Having trouble viewing this eBulletin? View this eBulletin in a browser  |  Unsubscribe
Learning Lanscape
divider Divider

Welcome to the 5th edition e-Bulletin

Edition 5: Friday, 22nd September 2017 divider

Although a lot of policy-making is determined by changes in climate averages, it is climate extremes that are thought to be most immediately hazardous to biodiversity. Statistically, any period of history will exhibit extremes of temperature, rainfall and other climate parameters, but it is when these extremes become more intense than in the past that alarm bells ring.
Read more

divider
Daintree River estuary Photographer: WTMA
divider
Divider

Heat waves - the real game changer

divider
divider

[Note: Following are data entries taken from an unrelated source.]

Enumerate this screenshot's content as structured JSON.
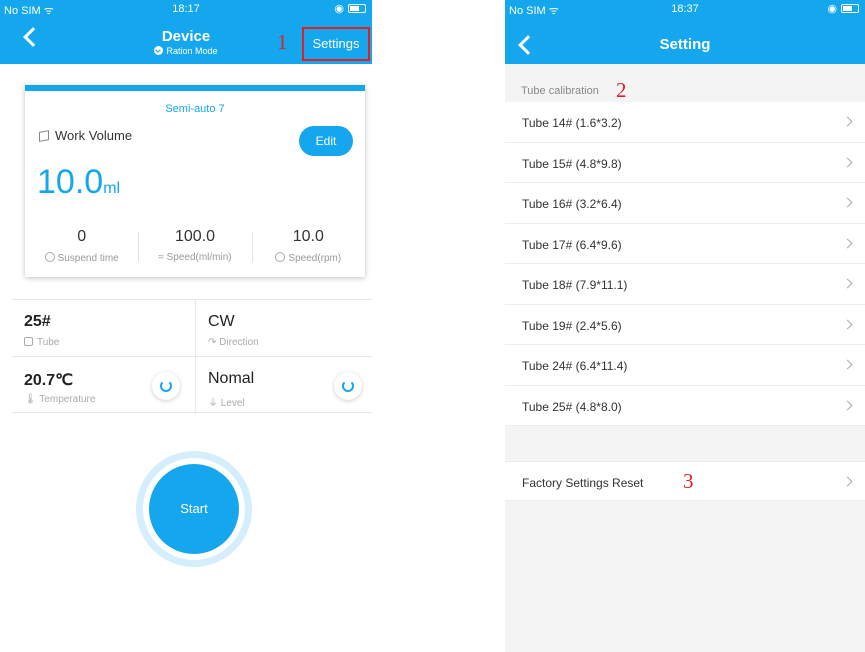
{
  "left": {
    "status": {
      "carrier": "No SIM",
      "time": "18:17"
    },
    "nav": {
      "title": "Device",
      "mode": "Ration Mode",
      "settings_label": "Settings"
    },
    "annotation": "1",
    "card": {
      "mode": "Semi-auto 7",
      "work_volume_label": "Work Volume",
      "edit_label": "Edit",
      "volume_value": "10.0",
      "volume_unit": "ml",
      "stats": [
        {
          "value": "0",
          "label": "Suspend time"
        },
        {
          "value": "100.0",
          "label": "Speed(ml/min)"
        },
        {
          "value": "10.0",
          "label": "Speed(rpm)"
        }
      ]
    },
    "grid": {
      "tube_value": "25#",
      "tube_label": "Tube",
      "direction_value": "CW",
      "direction_label": "Direction",
      "temperature_value": "20.7℃",
      "temperature_label": "Temperature",
      "level_value": "Nomal",
      "level_label": "Level"
    },
    "start_label": "Start"
  },
  "right": {
    "status": {
      "carrier": "No SIM",
      "time": "18:37"
    },
    "nav": {
      "title": "Setting"
    },
    "section_label": "Tube calibration",
    "annotation_section": "2",
    "tubes": [
      "Tube  14# (1.6*3.2)",
      "Tube  15# (4.8*9.8)",
      "Tube  16# (3.2*6.4)",
      "Tube  17# (6.4*9.6)",
      "Tube  18# (7.9*11.1)",
      "Tube  19# (2.4*5.6)",
      "Tube  24# (6.4*11.4)",
      "Tube  25# (4.8*8.0)"
    ],
    "reset_label": "Factory Settings Reset",
    "annotation_reset": "3"
  },
  "colors": {
    "accent": "#14a7ee",
    "annotation": "#e21e25"
  }
}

Rainforest and reef Photographer: Mike Trenerry
divider
divider
Heatwaves in Australia are becoming hotter, longer, more frequent, and occurring earlier. The first detailed quantitative assessment of the vulnerability of biodiversity in the Wet Tropics to heat stress has recently been undertaken. A common feature of many of the most vulnerable species is that they are mountain-top species with small distributions.
Read more
divider
Divider

No rain - no rainforest?

divider
You cannot take all the water out of the oceans or remove all the sand from the deserts but scientists in the Daintree rainforest have found a way to remove the rain from some of the Daintree rainforest. Thankfully it is all in the name of science and the other important consideration is the area used is only half a hectare. The reason for the experiment is critically important as the frequency of severe droughts is increasing in many regions around the world as a result of climate change.
Read more
divider
Rainforest Drought Project Photographer: Bill Lawrance
divider
Divider

Mountain top plants - nowhere left to go?

divider
In the Wet Tropics tropical mountains are biodiversity hotspots and major centres of local endemism. Mountain forest ecosystems are characterised by frequent cloud or mist inundation and climatic zones that get compressed over short distances along steep altitudinal gradients. High-altitude specialist plant species rely on cool temperatures and abundant moisture for their survival. This makes them particularly vulnerable to a changing climate.
Read more
divider
Mossman Bluff Photographer: Campbell Clarke
divider
Divider
Divider

In this edition

Heat waves - the real game changer
No rain - no rainforest?
Mountain top plants - nowhere left to go?
Postgrad Profile - Mason's Mad about Plants
Policy Update February 2016
In the News - Feb 2016
Rainforest Research Update February 2016
Divider

Postgrad Profile

Mason Campbell is a PhD student from James Cook University in Cairns studying under the supervision of Distinguished Professor Bill Laurance and Associate Professor Will Edwards. Mason
Read More

Divider

Policy Update February 2016

Recent government policy developments relevant to the Wet Tropics.
Read More

Divider

In the News - Feb 2016

Recent news about tropical research issues for the Wet Tropics World Heritage Area.
Read More

Divider

Rainforest Research Update February 2016

National and global rainforest research of relevance to the Wet Tropics
Read More

Divider